Philadelphia, however, has questions they must answer in its bullpen, and if those questions are to be answered now, they will have to be answered by the same group that struggled all season. Los Angeles' ability to shut the door with a dominant bullpen sets them apart in this series, and they should take the NLCS in five games.
On the other side of the bracket, New York squares off with the Dodgers' cross-town counterparts, the Angels. The Halos come into the ALCS after sweeping away their long-time October nemeses, the Boston Red Sox.
There may not be a more balanced team left in contention, as LA has a trio of top starters in John Lackey, Jered Weaver, and Scott Kazmir; a lineup featuring two MVP candidates in Chone Figgins and Kendry Morales; and a deep bench and bullpen, headed by fourth outfielder Gary Matthews, utility infielder Maicer Izturis, and bullpen aces Darren Oliver and Kevin Jepsen.

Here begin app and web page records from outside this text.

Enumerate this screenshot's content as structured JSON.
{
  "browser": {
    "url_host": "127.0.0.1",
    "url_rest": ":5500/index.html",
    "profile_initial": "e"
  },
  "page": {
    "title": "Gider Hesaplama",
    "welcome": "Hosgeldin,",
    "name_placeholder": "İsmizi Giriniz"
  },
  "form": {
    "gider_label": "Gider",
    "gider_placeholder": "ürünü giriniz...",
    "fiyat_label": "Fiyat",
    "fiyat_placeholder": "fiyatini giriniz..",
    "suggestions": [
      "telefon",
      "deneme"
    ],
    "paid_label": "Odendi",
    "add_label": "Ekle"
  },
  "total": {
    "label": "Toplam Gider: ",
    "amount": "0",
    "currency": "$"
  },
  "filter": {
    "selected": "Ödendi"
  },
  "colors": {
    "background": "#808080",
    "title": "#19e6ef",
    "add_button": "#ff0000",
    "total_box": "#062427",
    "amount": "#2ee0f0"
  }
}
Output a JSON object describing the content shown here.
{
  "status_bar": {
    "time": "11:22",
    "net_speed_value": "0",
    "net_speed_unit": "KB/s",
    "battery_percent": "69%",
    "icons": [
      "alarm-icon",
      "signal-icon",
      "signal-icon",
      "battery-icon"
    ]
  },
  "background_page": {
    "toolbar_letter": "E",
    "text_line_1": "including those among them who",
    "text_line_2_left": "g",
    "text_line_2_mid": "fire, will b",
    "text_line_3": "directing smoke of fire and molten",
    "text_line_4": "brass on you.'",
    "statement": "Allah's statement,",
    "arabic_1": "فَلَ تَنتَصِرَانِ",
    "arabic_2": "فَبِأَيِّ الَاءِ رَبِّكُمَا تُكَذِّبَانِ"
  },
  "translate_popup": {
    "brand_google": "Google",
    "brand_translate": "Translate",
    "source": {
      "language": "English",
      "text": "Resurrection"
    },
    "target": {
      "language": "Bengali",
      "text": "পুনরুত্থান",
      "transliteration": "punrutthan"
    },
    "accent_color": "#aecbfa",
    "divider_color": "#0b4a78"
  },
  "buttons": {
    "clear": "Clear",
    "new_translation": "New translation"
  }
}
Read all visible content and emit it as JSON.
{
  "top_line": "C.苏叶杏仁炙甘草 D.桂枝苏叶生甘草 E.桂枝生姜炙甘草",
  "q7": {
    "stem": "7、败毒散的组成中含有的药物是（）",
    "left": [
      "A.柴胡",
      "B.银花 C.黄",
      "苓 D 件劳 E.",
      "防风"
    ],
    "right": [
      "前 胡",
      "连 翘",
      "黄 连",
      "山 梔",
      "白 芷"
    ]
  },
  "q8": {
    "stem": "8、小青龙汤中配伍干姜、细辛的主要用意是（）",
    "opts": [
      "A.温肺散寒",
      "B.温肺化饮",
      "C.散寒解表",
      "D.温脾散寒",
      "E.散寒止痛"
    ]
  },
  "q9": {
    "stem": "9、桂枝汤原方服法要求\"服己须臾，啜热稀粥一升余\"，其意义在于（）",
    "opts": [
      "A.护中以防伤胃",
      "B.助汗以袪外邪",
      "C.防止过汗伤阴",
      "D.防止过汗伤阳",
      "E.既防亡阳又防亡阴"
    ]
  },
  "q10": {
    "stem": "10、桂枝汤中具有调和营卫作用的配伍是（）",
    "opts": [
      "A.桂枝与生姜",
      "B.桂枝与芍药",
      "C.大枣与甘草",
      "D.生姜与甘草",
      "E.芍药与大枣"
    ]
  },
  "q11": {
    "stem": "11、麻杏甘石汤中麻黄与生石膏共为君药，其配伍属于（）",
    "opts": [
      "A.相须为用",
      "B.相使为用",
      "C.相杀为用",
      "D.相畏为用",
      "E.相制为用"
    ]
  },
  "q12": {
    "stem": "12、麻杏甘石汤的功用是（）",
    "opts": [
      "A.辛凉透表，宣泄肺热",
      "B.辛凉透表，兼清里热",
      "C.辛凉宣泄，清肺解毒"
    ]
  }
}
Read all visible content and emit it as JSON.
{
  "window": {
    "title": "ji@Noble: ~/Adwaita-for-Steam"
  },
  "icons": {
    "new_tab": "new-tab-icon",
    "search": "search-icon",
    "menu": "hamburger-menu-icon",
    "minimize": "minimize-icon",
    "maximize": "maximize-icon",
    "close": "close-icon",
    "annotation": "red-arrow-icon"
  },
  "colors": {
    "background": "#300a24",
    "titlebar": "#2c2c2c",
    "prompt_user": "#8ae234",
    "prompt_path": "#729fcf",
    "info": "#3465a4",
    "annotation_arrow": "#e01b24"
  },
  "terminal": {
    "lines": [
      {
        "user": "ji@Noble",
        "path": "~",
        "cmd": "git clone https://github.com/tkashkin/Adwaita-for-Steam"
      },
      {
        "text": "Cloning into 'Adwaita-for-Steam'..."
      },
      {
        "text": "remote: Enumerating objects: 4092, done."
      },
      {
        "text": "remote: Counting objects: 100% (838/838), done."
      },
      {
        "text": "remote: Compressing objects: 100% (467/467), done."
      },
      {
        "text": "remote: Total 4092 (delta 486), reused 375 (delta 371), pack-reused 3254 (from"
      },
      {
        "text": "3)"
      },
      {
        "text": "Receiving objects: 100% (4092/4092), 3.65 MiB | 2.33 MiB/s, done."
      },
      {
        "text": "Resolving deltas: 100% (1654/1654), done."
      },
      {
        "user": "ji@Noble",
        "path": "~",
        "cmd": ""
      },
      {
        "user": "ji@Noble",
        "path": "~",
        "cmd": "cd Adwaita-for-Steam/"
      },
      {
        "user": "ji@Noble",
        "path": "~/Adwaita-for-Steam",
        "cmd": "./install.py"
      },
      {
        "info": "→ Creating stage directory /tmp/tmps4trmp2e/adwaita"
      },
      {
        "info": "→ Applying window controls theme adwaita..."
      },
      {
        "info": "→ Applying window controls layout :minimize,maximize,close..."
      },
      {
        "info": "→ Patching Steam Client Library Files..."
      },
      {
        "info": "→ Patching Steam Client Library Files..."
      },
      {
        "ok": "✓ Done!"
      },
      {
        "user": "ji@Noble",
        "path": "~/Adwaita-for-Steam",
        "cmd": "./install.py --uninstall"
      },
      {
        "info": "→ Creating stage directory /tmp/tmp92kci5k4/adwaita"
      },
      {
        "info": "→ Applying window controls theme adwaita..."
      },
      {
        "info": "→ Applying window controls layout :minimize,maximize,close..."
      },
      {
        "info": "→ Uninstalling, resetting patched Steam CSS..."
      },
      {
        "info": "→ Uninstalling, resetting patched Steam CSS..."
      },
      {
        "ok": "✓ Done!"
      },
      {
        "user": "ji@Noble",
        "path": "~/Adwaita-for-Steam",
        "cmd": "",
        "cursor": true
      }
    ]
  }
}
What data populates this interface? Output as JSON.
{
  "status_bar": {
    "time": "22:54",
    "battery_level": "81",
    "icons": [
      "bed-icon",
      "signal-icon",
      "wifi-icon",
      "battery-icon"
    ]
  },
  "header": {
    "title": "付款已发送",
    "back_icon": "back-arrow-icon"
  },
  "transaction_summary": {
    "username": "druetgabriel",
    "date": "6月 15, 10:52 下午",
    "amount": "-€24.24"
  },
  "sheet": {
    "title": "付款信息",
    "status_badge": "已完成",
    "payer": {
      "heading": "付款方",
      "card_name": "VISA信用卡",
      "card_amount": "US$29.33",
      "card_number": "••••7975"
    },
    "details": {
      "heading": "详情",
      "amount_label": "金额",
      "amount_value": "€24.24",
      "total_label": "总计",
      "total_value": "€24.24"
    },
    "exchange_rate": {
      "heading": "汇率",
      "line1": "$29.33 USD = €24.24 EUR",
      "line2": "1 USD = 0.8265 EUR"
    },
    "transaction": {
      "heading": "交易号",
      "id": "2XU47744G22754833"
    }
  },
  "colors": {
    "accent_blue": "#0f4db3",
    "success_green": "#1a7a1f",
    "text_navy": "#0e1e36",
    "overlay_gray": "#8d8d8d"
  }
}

Unfortunately for the Angels, their pitching is designed only to contain opposing offenses while the Angels' hitters score enough runs to win. That formula doesn't figure to work well against the mighty Yankees, whose offense defies containment, and who will have home-field advantage that inflates offensive output.
The two teams split the season series five games apiece, but here in October, the Yankees have a clear advantage. It may well go to seven games, but once it does, New York will prevail.
Thus, the stage would be set for what could be the best World Series since 1991, if both quality of teams and closeness of match are to be considered.
The Yankees and Dodgers are national brands, long-tenured winners, and old-fashioned collections of talent and intangibles. If the two meet, New York would seem to have the edge. But there we get ahead of ourselves. Suffice it to say that the matchup would be entertaining, and immensely enjoyable.
It just has to happen, first.